By John Heinis/Hudson County View

“Obviously I’m opposed to this … but my biggest concern is the limit to two hours. Two hours is two hours, it doesn’t say … at least 40 speakers can speak,” said Commissioner Bill O’Dea (D-2) at this afternoon’s caucus meeting, which lasted about an hour.

He explained that for example, if one speaker is given an extra minute to speak, the meeting is then cut to 39 speakers overall, and so forth and so on, if the public portion will end after exactly 120 minutes.

O’Dea also wondered how only 40 or so speakers would be selected if 100 hands are raised on Zoom – the way all of the board’s meetings will be conducted until further notice after an 8-1 vote at a special meeting yesterday (Commissioner Fanny Cedeno (D-7) voted no).

Commissioner Al Cifelli (D-9), who seconded the agenda item after it was introduced by Chair Anthony Vainieri (D-8), said that the chair and the rest of the board would have discretion to extend the public portion beyond 120 minutes if they saw it fit.

” … The problem that I find is that about three, four, five hours – 30, 40, 50, speakers – I think that’s cumulative in nature.
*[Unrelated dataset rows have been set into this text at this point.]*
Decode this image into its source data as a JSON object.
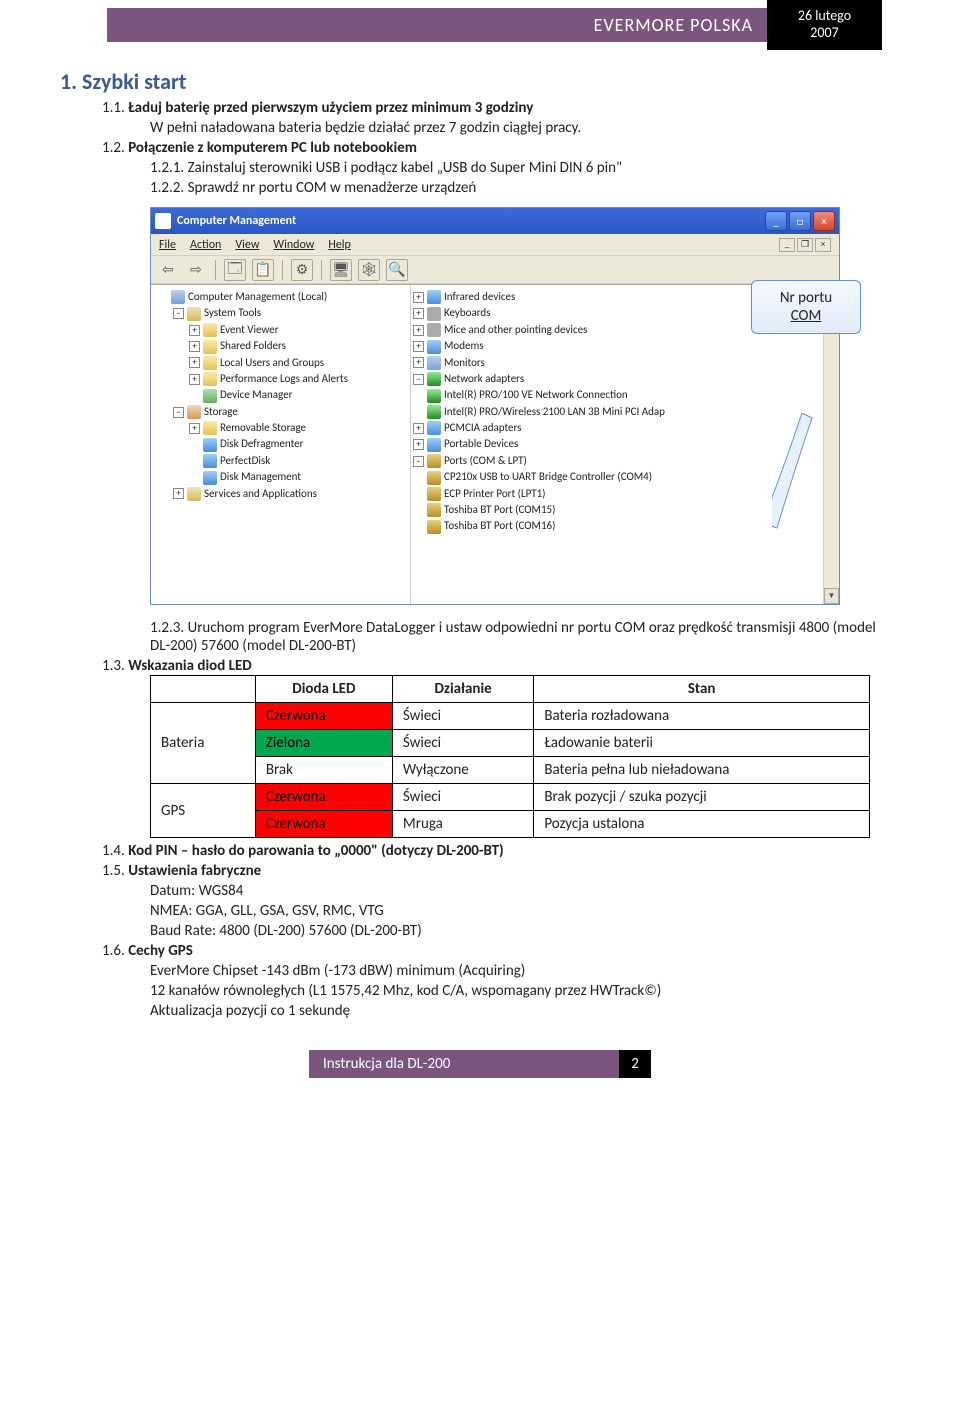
{
  "banner": {
    "brand": "EVERMORE POLSKA",
    "date_line1": "26 lutego",
    "date_line2": "2007"
  },
  "h1": "1. Szybki start",
  "s11": {
    "num": "1.1.",
    "title": "Ładuj baterię przed pierwszym użyciem przez minimum 3 godziny",
    "body": "W pełni naładowana bateria będzie działać przez 7 godzin ciągłej pracy."
  },
  "s12": {
    "num": "1.2.",
    "title": "Połączenie z komputerem PC lub notebookiem"
  },
  "s121": {
    "num": "1.2.1.",
    "body": "Zainstaluj sterowniki USB i podłącz kabel „USB do Super Mini DIN 6 pin\""
  },
  "s122": {
    "num": "1.2.2.",
    "body": "Sprawdź nr portu COM w menadżerze urządzeń"
  },
  "callout": {
    "line1": "Nr portu",
    "line2": "COM"
  },
  "win": {
    "title": "Computer Management",
    "menu": [
      "File",
      "Action",
      "View",
      "Window",
      "Help"
    ],
    "left_tree": [
      {
        "lvl": 0,
        "exp": "",
        "icon": "ic-monitor",
        "label": "Computer Management (Local)"
      },
      {
        "lvl": 1,
        "exp": "−",
        "icon": "ic-tools",
        "label": "System Tools"
      },
      {
        "lvl": 2,
        "exp": "+",
        "icon": "ic-folder",
        "label": "Event Viewer"
      },
      {
        "lvl": 2,
        "exp": "+",
        "icon": "ic-folder",
        "label": "Shared Folders"
      },
      {
        "lvl": 2,
        "exp": "+",
        "icon": "ic-folder",
        "label": "Local Users and Groups"
      },
      {
        "lvl": 2,
        "exp": "+",
        "icon": "ic-folder",
        "label": "Performance Logs and Alerts"
      },
      {
        "lvl": 2,
        "exp": "",
        "icon": "ic-dm",
        "label": "Device Manager"
      },
      {
        "lvl": 1,
        "exp": "−",
        "icon": "ic-store",
        "label": "Storage"
      },
      {
        "lvl": 2,
        "exp": "+",
        "icon": "ic-folder",
        "label": "Removable Storage"
      },
      {
        "lvl": 2,
        "exp": "",
        "icon": "ic-blue",
        "label": "Disk Defragmenter"
      },
      {
        "lvl": 2,
        "exp": "",
        "icon": "ic-blue",
        "label": "PerfectDisk"
      },
      {
        "lvl": 2,
        "exp": "",
        "icon": "ic-blue",
        "label": "Disk Management"
      },
      {
        "lvl": 1,
        "exp": "+",
        "icon": "ic-tools",
        "label": "Services and Applications"
      }
    ],
    "right_tree": [
      {
        "lvl": 0,
        "exp": "+",
        "icon": "ic-blue",
        "label": "Infrared devices"
      },
      {
        "lvl": 0,
        "exp": "+",
        "icon": "ic-kb",
        "label": "Keyboards"
      },
      {
        "lvl": 0,
        "exp": "+",
        "icon": "ic-kb",
        "label": "Mice and other pointing devices"
      },
      {
        "lvl": 0,
        "exp": "+",
        "icon": "ic-blue",
        "label": "Modems"
      },
      {
        "lvl": 0,
        "exp": "+",
        "icon": "ic-monitor",
        "label": "Monitors"
      },
      {
        "lvl": 0,
        "exp": "−",
        "icon": "ic-net",
        "label": "Network adapters"
      },
      {
        "lvl": 1,
        "exp": "",
        "icon": "ic-net",
        "label": "Intel(R) PRO/100 VE Network Connection"
      },
      {
        "lvl": 1,
        "exp": "",
        "icon": "ic-net",
        "label": "Intel(R) PRO/Wireless 2100 LAN 3B Mini PCI Adap"
      },
      {
        "lvl": 0,
        "exp": "+",
        "icon": "ic-blue",
        "label": "PCMCIA adapters"
      },
      {
        "lvl": 0,
        "exp": "+",
        "icon": "ic-blue",
        "label": "Portable Devices"
      },
      {
        "lvl": 0,
        "exp": "−",
        "icon": "ic-port",
        "label": "Ports (COM & LPT)"
      },
      {
        "lvl": 1,
        "exp": "",
        "icon": "ic-port",
        "label": "CP210x USB to UART Bridge Controller (COM4)"
      },
      {
        "lvl": 1,
        "exp": "",
        "icon": "ic-port",
        "label": "ECP Printer Port (LPT1)"
      },
      {
        "lvl": 1,
        "exp": "",
        "icon": "ic-port",
        "label": "Toshiba BT Port (COM15)"
      },
      {
        "lvl": 1,
        "exp": "",
        "icon": "ic-port",
        "label": "Toshiba BT Port (COM16)"
      }
    ]
  },
  "s123": {
    "num": "1.2.3.",
    "body": "Uruchom program EverMore DataLogger i ustaw odpowiedni nr portu COM oraz prędkość transmisji  4800 (model DL-200) 57600 (model DL-200-BT)"
  },
  "s13": {
    "num": "1.3.",
    "title": "Wskazania diod LED"
  },
  "table": {
    "headers": [
      "",
      "Dioda LED",
      "Działanie",
      "Stan"
    ],
    "rows": [
      {
        "group": "Bateria",
        "color": "Czerwona",
        "css": "c-red",
        "action": "Świeci",
        "state": "Bateria rozładowana"
      },
      {
        "group": "",
        "color": "Zielona",
        "css": "c-green",
        "action": "Świeci",
        "state": "Ładowanie baterii"
      },
      {
        "group": "",
        "color": "Brak",
        "css": "",
        "action": "Wyłączone",
        "state": "Bateria pełna lub nieładowana"
      },
      {
        "group": "GPS",
        "color": "Czerwona",
        "css": "c-red",
        "action": "Świeci",
        "state": "Brak pozycji / szuka pozycji"
      },
      {
        "group": "",
        "color": "Czerwona",
        "css": "c-red",
        "action": "Mruga",
        "state": "Pozycja ustalona"
      }
    ]
  },
  "s14": {
    "num": "1.4.",
    "title": "Kod PIN – hasło do parowania to „0000\" (dotyczy DL-200-BT)"
  },
  "s15": {
    "num": "1.5.",
    "title": "Ustawienia fabryczne",
    "lines": [
      "Datum: WGS84",
      "NMEA: GGA, GLL, GSA, GSV, RMC, VTG",
      "Baud Rate: 4800 (DL-200) 57600 (DL-200-BT)"
    ]
  },
  "s16": {
    "num": "1.6.",
    "title": "Cechy GPS",
    "lines": [
      "EverMore Chipset  -143 dBm (-173 dBW) minimum (Acquiring)",
      "12 kanałów równoległych (L1 1575,42 Mhz, kod C/A, wspomagany przez HWTrack©)",
      "Aktualizacja pozycji co 1 sekundę"
    ]
  },
  "footer": {
    "text": "Instrukcja dla DL-200",
    "page": "2"
  }
}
After a while, a lot of those voices are the same and that becomes cumulative,” he explained.

” … I just think it’s unrealistic for the public to think they can speak on an item for two days [straight] if they want to. Our format gets abused: if people want to say I’m a fascist or that I’m anti-transparent, so be it.”

Between November 24th, when the commissioners, then still freeholders, approved renewing their contract with U.S. Immigration and Customs Enforcement (ICE) for up to another decade, the public comment lasted for over nine hours and the meeting lasted for about 12-and-a-half hours in total.
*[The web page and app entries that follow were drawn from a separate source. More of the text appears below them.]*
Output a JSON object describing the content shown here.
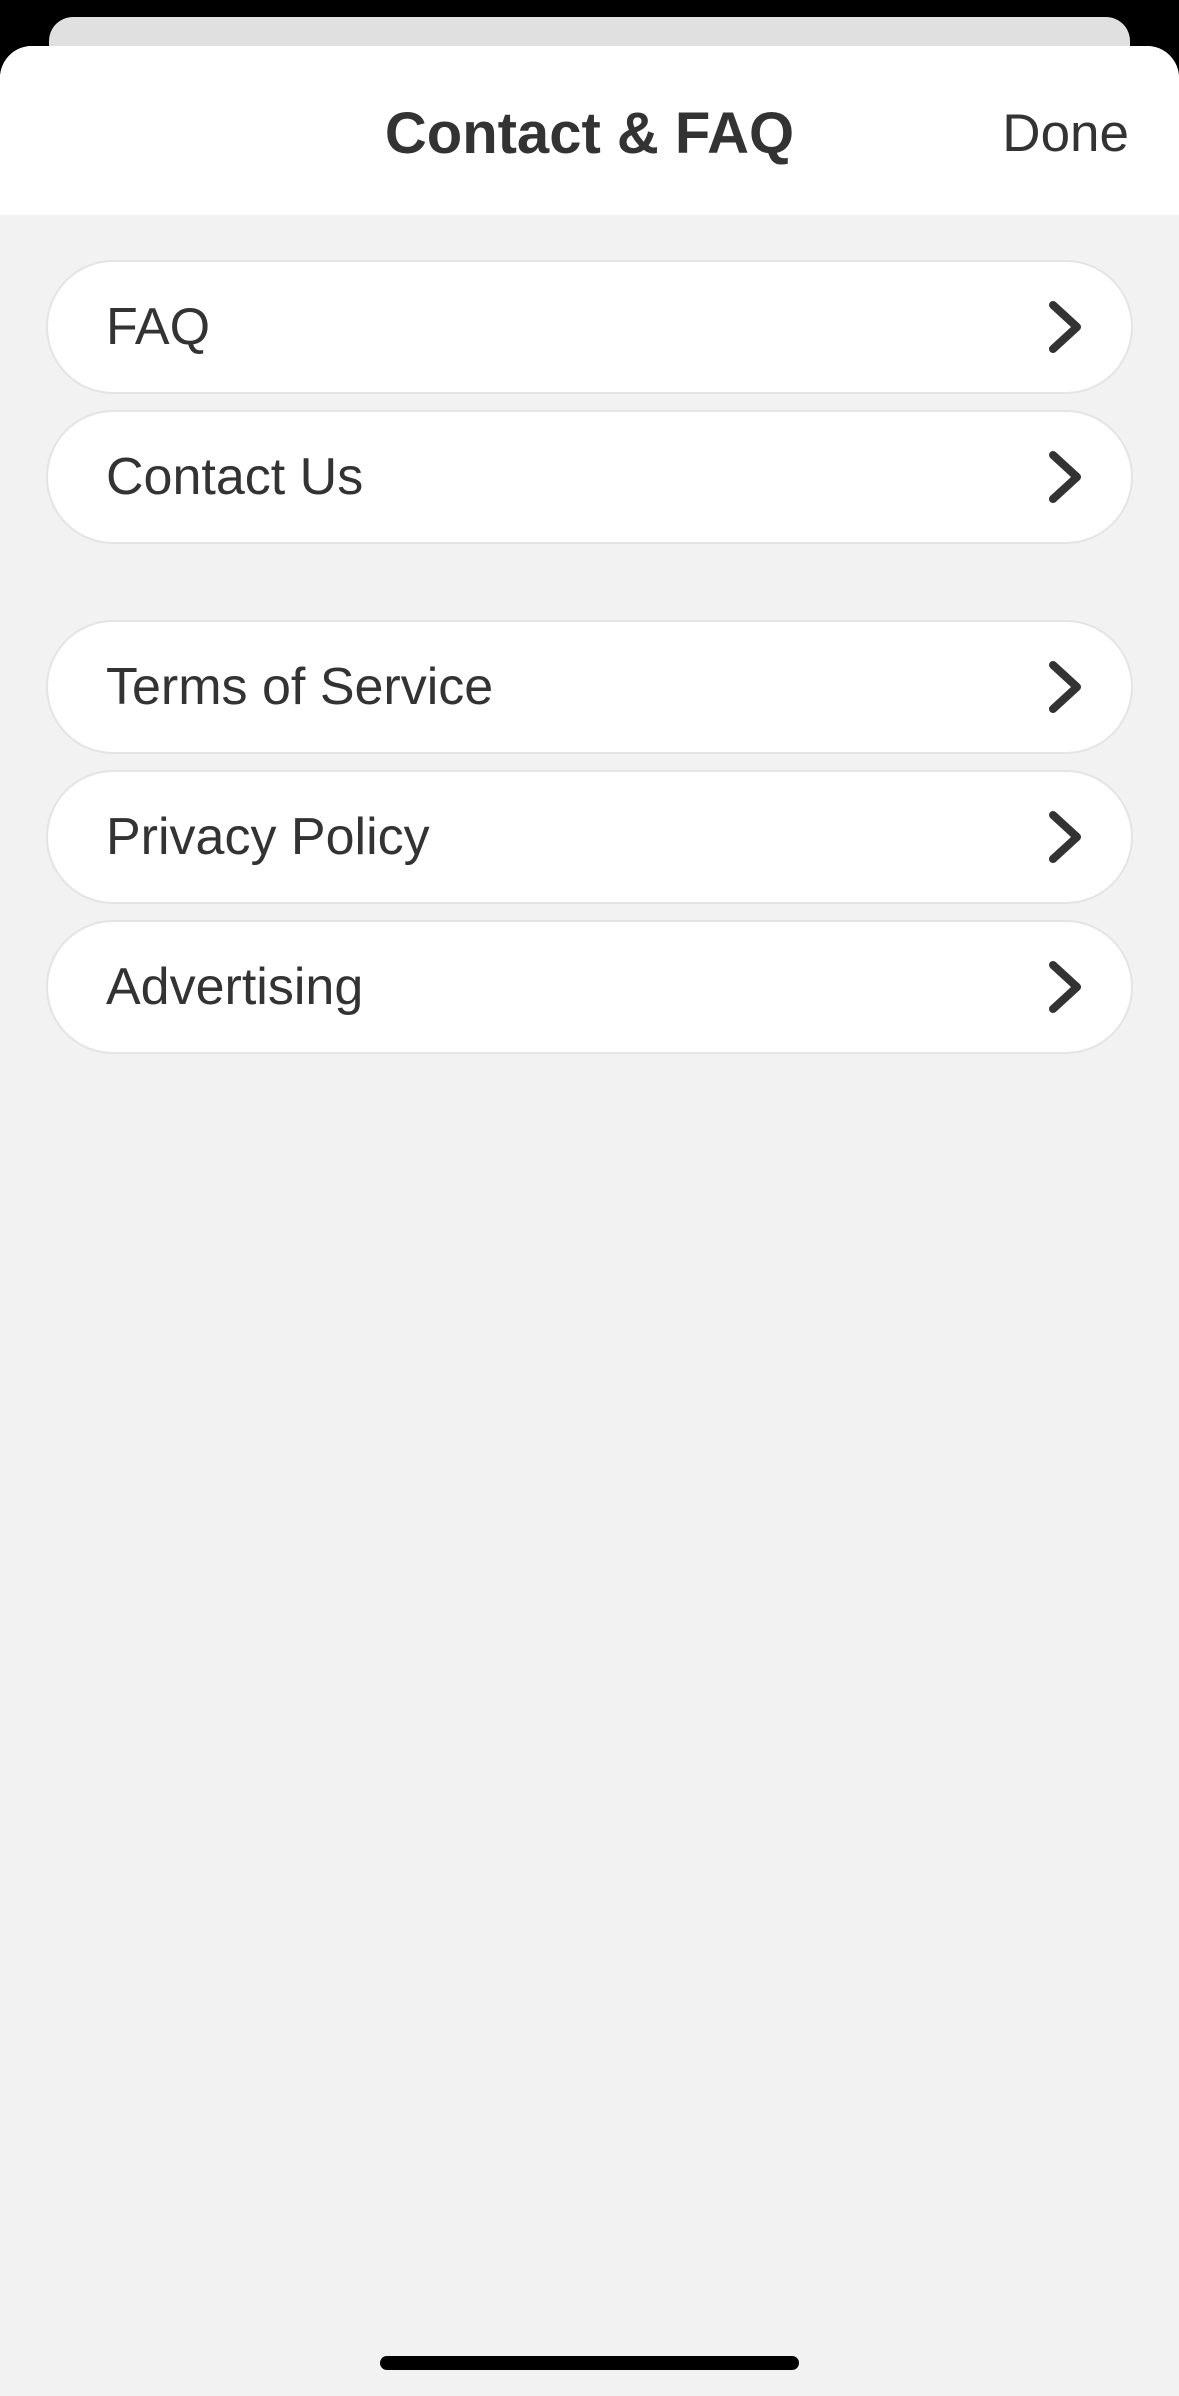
{
  "header": {
    "title": "Contact & FAQ",
    "done_label": "Done"
  },
  "groups": [
    {
      "items": [
        {
          "label": "FAQ",
          "icon": "chevron-right-icon"
        },
        {
          "label": "Contact Us",
          "icon": "chevron-right-icon"
        }
      ]
    },
    {
      "items": [
        {
          "label": "Terms of Service",
          "icon": "chevron-right-icon"
        },
        {
          "label": "Privacy Policy",
          "icon": "chevron-right-icon"
        },
        {
          "label": "Advertising",
          "icon": "chevron-right-icon"
        }
      ]
    }
  ],
  "colors": {
    "background": "#f2f2f2",
    "card": "#ffffff",
    "text": "#333333",
    "border": "#e4e4e4"
  }
}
Extended remarks from the public continued through December (and actually started at the meeting prior to the ICE vote), but were cut short on December 23rd after four electeds left the meeting early, leaving no quorum for the session to proceed.
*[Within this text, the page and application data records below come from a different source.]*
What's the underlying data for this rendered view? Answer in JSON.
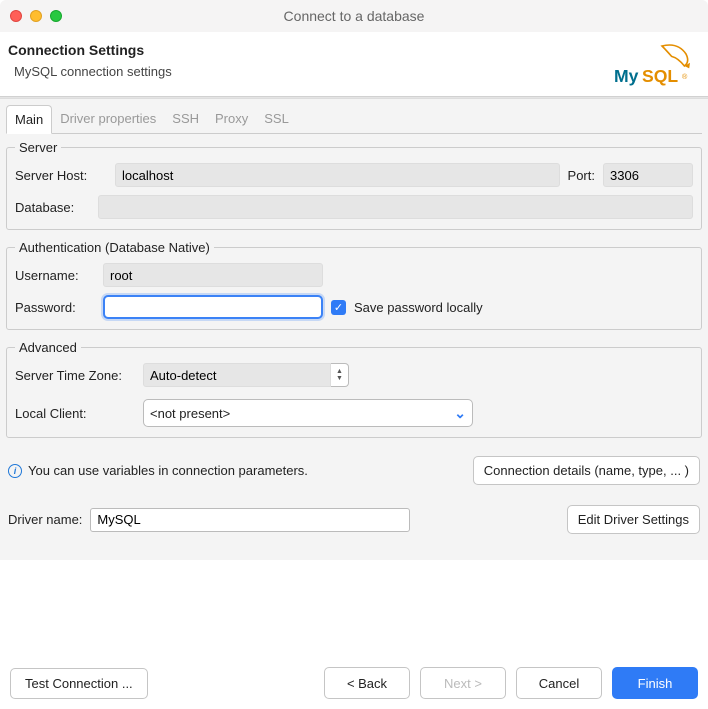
{
  "window": {
    "title": "Connect to a database"
  },
  "heading": {
    "title": "Connection Settings",
    "subtitle": "MySQL connection settings",
    "logo_text": "MySQL"
  },
  "tabs": [
    {
      "label": "Main",
      "active": true
    },
    {
      "label": "Driver properties",
      "active": false
    },
    {
      "label": "SSH",
      "active": false
    },
    {
      "label": "Proxy",
      "active": false
    },
    {
      "label": "SSL",
      "active": false
    }
  ],
  "groups": {
    "server": {
      "legend": "Server",
      "host_label": "Server Host:",
      "host_value": "localhost",
      "port_label": "Port:",
      "port_value": "3306",
      "database_label": "Database:",
      "database_value": ""
    },
    "auth": {
      "legend": "Authentication (Database Native)",
      "username_label": "Username:",
      "username_value": "root",
      "password_label": "Password:",
      "password_value": "",
      "save_checkbox_label": "Save password locally",
      "save_checked": true
    },
    "advanced": {
      "legend": "Advanced",
      "timezone_label": "Server Time Zone:",
      "timezone_value": "Auto-detect",
      "localclient_label": "Local Client:",
      "localclient_value": "<not present>"
    }
  },
  "info": {
    "variables_hint": "You can use variables in connection parameters.",
    "connection_details_btn": "Connection details (name, type, ... )"
  },
  "driver": {
    "name_label": "Driver name:",
    "name_value": "MySQL",
    "edit_btn": "Edit Driver Settings"
  },
  "buttons": {
    "test": "Test Connection ...",
    "back": "< Back",
    "next": "Next >",
    "cancel": "Cancel",
    "finish": "Finish"
  }
}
Commissioner Anthony Romano (D-5), the vice chair of the board, indicated he supports this new measure since members of the public sometimes opt to use their full five minutes until their time runs out – even if they aren’t speaking for the whole time.

Additionally, he said this will cut out unnecessary back and forth with members of the public, in particular those who are only interested in name calling and hurling insults.

Vainieri reiterated that the two-hour run time was not a hard stop and could be extended, as Cifelli said previously, but said that he wasn’t going to allow meetings to continue to be drawn out for political theatre.

“… When it comes to the people that abuse this time, we gotta fight back. Because we didn’t vote a certain way you wanted us to vote, you abuse it,” he stated.

“It’s over, it’s time to move on. The county is moving forward. … Don’t call me at my business and say ‘I hope you die of COVID’ … This is the plan I see to protect all of us.”

O’Dea countered that the ordinance, as it’s currently written, does not include language to allow the board to extend the public speaking portion if they are so inclined.

“Do not punish the many for the mistakes of a few,” he added, later stating that he is strongly against members of the public making threats to officials.

To that end, Vainieri, Cifelli and several other commissioners said they were happy to see it amended prior to Thursday’s vote.

Vainieri also took umbrage with the notion that this is a measure intended to punish people.

“It’s not a punishment ordinance: it’s to protect the commissioners … this has gone too far. I’m not sitting here for 10, 12 hours every meeting over the same stuff every single meeting,” the chairman said.

The changes may be permissible after the New Jersey Department of Community Affairs adopted new rules for virtual meetings throughout the state back in November, as The Record reported.

Back to September 2018, prior to the ICE contract being extended by two years, the board voted to scale back public comment from 15 minutes to five minutes.